I feel like a lot of my friends liked this book more than me. Don't get me wrong I REALLY liked this book. But at times I found myself zoning out when it went into Halliday history dump mode. Yes the players needed to know a lot about Halliday's life, but at times it had a tendency to ramble on longer than I thought was necessary. As the reader, I'm not sure I need to know nearly as much information as I was given. I would mentally check out then when I checked back in normally I hadn't missed much.
I also had a little bit of trouble buying into the depths of the romantic relationship. Yes I know people flirt via the internet. I have flirting tendencies myself sometimes. But this book actually said that people had met, dated and got married in the Oasis without ever meeting. That I had trouble believing. I can't imagine many men going into a marriage without you know...previous physical contact. That of course wasn't our two main characters because they are teenagers, but that line hung in the back of my mind as I watch their relationship progressed and planted a seed of doubt.
Yes I know I sound picky. But here's the thing about really good books--they give you room to be picky. Saying "This book had 2 flaws that stuck out to me" tells you how good the rest of this book was. The hunt for the egg really captivated me, which is why I wanted to get past some of the long drawn out history sections. There was a fortune up for grabs and the main character is making moon eyes at someone's avatar, giving us history lessons and THERES A FORTUNE UP FOR GRABS.
This book has everything you want. An evil corporation out to ruin the game (wait, didn't that just happen on The Guild too?), life and death stakes in the real world as well as the game, first love, 80s nostalgia and the internet. I listened to the audiobook and Wil Wheaton was AMAZING as the narrator. This led to more than one LOL moment (especially when Wil Wheaton playing Wade had to mention Wil Wheaton the old geezer) and gave this book even more nerd street cred.
For the peoples of the internets, people who like video games and people who like unique Sci-fi this book is highly recommended. For everyone else, you should give it a try too. It's something different and thats really rare.
A lot of my friends do musical pairings. I don't. BUT I had "Do You Want to Date My Avatar" running through my head way too much during this book not to post a link to the video.
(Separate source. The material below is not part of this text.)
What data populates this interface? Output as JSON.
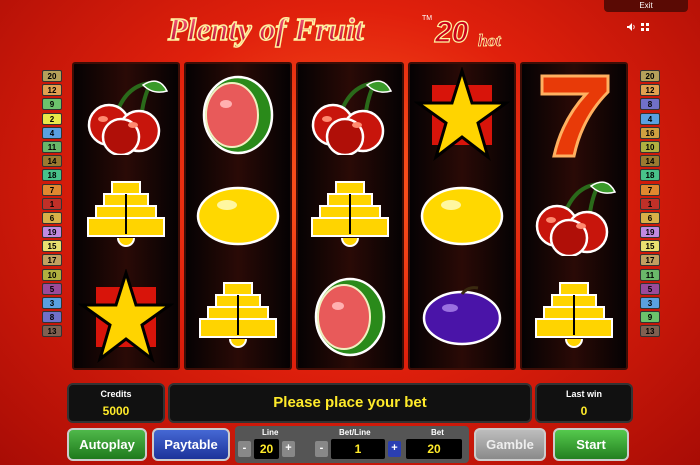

And since I reference The Guild numerous time's & Wil Wheaton is in parts of The Guild it's fitting anyways. http://youtu.be/urNyg1ftMIU ...more